START Records for the exercise

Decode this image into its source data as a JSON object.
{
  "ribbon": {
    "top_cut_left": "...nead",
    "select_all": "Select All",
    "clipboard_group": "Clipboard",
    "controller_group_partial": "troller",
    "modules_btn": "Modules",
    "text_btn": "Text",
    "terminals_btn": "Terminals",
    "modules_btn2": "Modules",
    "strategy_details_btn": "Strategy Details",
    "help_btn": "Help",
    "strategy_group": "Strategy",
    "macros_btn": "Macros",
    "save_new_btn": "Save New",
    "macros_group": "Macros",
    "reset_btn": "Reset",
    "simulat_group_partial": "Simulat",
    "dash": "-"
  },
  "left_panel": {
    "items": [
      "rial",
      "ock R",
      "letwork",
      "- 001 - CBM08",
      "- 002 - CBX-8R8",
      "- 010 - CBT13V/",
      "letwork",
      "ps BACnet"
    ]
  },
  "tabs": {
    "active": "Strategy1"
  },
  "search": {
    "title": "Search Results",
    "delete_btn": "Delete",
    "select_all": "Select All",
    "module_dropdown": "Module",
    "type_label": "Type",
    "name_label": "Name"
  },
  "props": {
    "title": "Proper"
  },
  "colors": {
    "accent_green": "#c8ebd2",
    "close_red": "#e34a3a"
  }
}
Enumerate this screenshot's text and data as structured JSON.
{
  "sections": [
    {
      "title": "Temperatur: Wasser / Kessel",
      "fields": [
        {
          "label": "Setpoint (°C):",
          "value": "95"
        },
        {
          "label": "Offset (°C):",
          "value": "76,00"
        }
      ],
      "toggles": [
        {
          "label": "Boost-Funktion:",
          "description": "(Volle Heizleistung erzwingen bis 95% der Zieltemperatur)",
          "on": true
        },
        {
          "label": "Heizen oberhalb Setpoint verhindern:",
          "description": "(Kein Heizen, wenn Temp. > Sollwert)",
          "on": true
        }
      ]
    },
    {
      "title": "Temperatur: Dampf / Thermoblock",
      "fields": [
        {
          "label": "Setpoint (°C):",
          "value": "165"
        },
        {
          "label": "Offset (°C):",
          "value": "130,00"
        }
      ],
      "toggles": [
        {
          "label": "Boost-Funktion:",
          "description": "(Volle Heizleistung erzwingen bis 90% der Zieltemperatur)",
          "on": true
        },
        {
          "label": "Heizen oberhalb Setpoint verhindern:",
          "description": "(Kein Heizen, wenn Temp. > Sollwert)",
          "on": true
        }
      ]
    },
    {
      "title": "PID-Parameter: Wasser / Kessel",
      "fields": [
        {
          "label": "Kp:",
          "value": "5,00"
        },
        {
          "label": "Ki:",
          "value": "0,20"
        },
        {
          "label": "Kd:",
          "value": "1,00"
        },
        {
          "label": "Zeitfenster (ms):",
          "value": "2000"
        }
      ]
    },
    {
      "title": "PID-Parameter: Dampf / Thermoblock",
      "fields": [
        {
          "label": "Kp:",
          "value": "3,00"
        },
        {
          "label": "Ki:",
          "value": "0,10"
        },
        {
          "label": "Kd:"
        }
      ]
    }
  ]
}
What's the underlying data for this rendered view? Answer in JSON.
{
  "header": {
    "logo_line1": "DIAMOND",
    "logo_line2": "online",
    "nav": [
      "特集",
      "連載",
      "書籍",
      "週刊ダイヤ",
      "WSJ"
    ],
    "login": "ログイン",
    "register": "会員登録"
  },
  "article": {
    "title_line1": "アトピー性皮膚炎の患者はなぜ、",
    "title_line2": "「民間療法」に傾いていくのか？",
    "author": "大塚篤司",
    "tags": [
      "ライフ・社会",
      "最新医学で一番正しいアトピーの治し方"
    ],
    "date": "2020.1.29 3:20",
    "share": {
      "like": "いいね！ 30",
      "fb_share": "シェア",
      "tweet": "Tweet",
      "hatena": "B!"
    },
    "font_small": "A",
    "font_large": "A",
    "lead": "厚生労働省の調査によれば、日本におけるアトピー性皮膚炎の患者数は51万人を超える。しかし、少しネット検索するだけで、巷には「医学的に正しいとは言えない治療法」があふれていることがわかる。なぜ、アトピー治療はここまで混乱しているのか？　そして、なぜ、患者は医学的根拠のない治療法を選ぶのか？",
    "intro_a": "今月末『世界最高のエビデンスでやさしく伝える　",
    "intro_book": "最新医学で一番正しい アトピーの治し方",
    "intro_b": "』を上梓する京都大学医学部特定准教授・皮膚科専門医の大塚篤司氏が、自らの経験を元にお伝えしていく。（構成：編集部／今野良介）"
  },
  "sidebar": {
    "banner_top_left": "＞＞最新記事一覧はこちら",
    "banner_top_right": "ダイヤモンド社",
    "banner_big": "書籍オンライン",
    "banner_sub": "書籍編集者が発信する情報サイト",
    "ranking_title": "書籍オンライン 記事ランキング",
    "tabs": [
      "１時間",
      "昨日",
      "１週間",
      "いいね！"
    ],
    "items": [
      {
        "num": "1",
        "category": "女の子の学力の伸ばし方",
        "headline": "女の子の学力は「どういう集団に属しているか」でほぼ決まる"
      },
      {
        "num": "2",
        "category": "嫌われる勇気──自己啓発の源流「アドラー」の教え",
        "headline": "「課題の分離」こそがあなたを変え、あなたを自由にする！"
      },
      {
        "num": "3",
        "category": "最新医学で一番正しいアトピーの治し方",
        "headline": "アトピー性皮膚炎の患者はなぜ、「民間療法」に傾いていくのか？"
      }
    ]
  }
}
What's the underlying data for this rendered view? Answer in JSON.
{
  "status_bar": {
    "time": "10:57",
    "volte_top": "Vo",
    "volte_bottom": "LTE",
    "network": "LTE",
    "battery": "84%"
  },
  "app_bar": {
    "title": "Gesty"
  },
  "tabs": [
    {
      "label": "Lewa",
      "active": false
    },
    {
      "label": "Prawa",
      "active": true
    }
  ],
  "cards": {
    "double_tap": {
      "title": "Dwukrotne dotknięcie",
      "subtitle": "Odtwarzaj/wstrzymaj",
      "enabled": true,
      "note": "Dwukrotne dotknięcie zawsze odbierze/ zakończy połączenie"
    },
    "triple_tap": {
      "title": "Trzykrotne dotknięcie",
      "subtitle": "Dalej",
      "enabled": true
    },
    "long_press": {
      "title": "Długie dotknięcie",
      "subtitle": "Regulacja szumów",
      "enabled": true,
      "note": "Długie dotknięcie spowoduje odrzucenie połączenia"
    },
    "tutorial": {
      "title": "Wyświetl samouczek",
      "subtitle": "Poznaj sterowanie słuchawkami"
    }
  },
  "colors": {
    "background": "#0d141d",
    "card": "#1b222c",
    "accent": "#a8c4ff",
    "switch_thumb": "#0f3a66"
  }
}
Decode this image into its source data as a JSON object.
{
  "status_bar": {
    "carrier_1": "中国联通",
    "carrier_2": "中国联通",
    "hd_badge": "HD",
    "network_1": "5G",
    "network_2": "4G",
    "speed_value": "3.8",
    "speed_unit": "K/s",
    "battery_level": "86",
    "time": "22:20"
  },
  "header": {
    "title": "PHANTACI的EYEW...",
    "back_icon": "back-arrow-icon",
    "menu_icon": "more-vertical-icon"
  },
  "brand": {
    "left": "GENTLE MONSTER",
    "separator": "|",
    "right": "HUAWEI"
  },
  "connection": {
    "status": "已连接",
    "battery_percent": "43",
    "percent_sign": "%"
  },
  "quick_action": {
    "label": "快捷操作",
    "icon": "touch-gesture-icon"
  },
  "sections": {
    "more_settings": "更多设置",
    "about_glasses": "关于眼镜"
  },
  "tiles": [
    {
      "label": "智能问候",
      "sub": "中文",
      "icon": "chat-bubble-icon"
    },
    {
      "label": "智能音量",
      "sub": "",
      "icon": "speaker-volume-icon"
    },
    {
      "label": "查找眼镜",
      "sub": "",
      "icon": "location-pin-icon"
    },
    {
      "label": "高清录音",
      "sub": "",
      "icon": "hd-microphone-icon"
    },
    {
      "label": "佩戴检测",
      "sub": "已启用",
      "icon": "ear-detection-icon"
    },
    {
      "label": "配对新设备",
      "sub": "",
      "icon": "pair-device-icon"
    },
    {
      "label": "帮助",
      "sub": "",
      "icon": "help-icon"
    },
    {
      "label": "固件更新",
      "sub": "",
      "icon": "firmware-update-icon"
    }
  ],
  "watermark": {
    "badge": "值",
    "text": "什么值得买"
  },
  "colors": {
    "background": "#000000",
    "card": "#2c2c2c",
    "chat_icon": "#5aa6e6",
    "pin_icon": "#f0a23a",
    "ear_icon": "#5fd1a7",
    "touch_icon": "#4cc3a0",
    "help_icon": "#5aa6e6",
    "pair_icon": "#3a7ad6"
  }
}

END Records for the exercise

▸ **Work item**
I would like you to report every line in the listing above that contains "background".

▸ **Response**
    "background": "#0d141d",
    "background": "#000000",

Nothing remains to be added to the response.